. . . a complete explanation of my views concerning Rick Warren giving the invocation at Barack Obama's inaugural celebration.
I have to perserve my energy tonight and am going to bed early. But let me just quickly say I think both activists on the right and left are ill-served in their ranting against Pastor Rick's invocation.
And, let me first point out some contradictions. First of all, there're lots of gays and lesbians who don't believe in God anyway. You're concerned about presumably a 90 second prayer? And there're lots of gays and lesbians who consider themselves otherwise socially conservative and supported Bush twice and most recently McCain.
Now, I think it is an understatement to say that the passing of proposition 8 was not a moment to celebrate. I empathize with the LGBT community on many concerns: being compared to pedophiles is no more endearing than being compared to monkeys.
Now, I'm heterosexual. I don't consider my heterosexuality a "choice." It just so happens that I'm a woman who's sexually attracted to men. And this is something I've struggled with for a while. I was a tomboy growing up. There was a period of time when I didn't care how I looked, most especially on days I had basketball practice. I've been hit on by lesbians. I can certainly appreciate the sight of an attractive woman; and, given the choice to watch a movie with Angelina Jolie or Miss Jane Pittman, I'll choose Angelina Jolie. Depending on the movie, I may even choose her over George Clooney. But not over Taye Diggs.
One of the most influential women in my life is gay I believe. She was my professor, and I never felt it appropriate to ask about her sexuality. I think she's gay, though, because in a book she wrote, she acknowledges the love and support of her partner, [feminine name here]. Before I ever wondered about her sexuality, I considered her presence in my life a blessing. Assuming she's gay . . . it didn't change her impact on my life. After reading her book and the acknowledgements, I couldn't very well suddenly decide that her impact was somehow less than I originally thought. Neither can I look her in the eye and tell her who she can and can't be with.
So, I've struggled with my own sexuality till one day, sitting still and quiet, I finally accepted the fact that I love sports, can appreciate good looks even in other women, and am heterosexual. See, the thought of being with a women sexually repulses me as much as I imagine a gay man is repulsed.
And now, having said all that, I can't find it in myself to hold against someone their sexuality when, except for the fact that I'm not, I could be gay, too. And would want every right accorded everyone else. And, being straight, I can't hate on you for what was no more a choice for you than heterosexuality a choice for me.

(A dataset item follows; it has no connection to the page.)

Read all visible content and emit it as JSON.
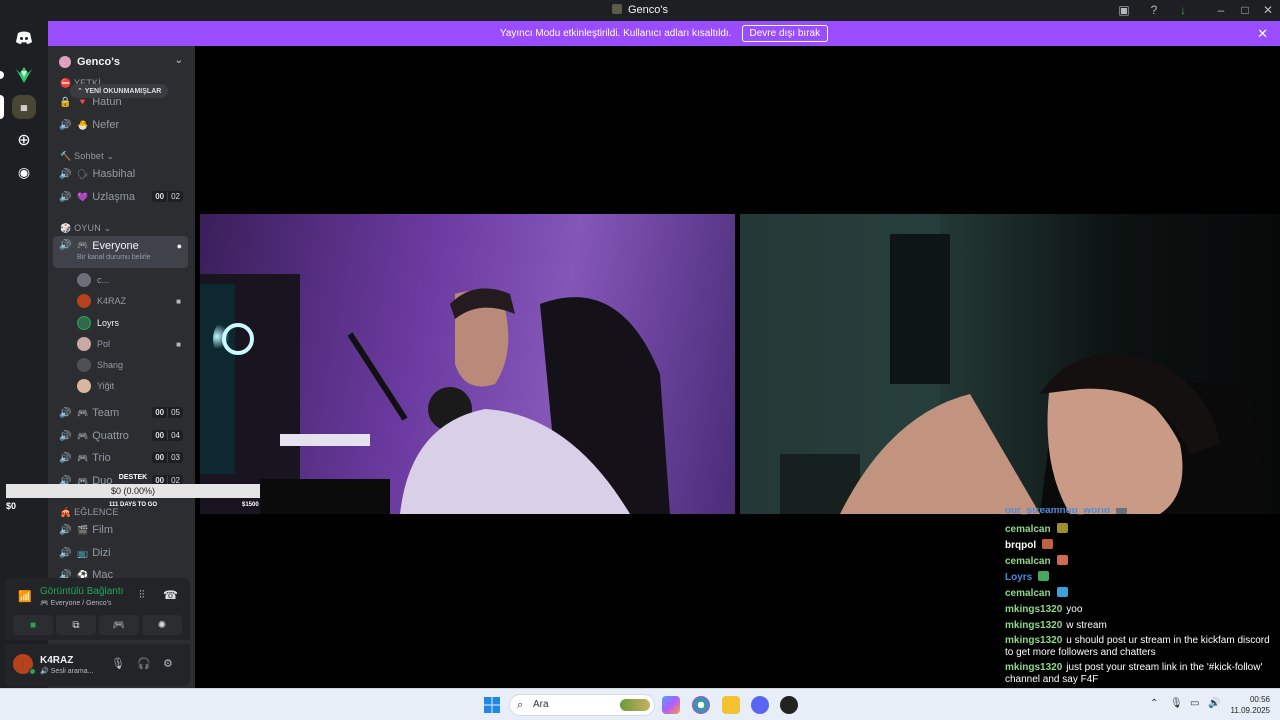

Now, while I sympathize with the LGBT community and feel justice and inequality is for everyone everywhere, I think we're mistaken to declare the "honeymoon" with President-elect Obama over when he has yet to make a policy decision. And the LGBT community and their supporters are being no more tolerant than "Christian" conservatives to wish that Warren be excluded. Especially when Rev. Joseph Lowery, who supports same-sex marriage, is giving the benediction. I hardly see Warren's part in the celebration as a signal that the LGBT community won't have a seat at the table. From everything I've witnessed during the entire campaign and election, the only way the LGBT community won't have a seat is if the LGBT community doesn't take a seat - and all because of who else is at the table? How is that any different from what the LGBT community is railing against?
And really. How is this guilt by invitation any different from the way the right smeared Obama for his relationship with Rev. Jeremiah Wright and Michael Pfleger.
The bigger issue to protest is Warren's advocation of the assasination of Mahmoud Ahmadinejad.
So, I must rest now. More later.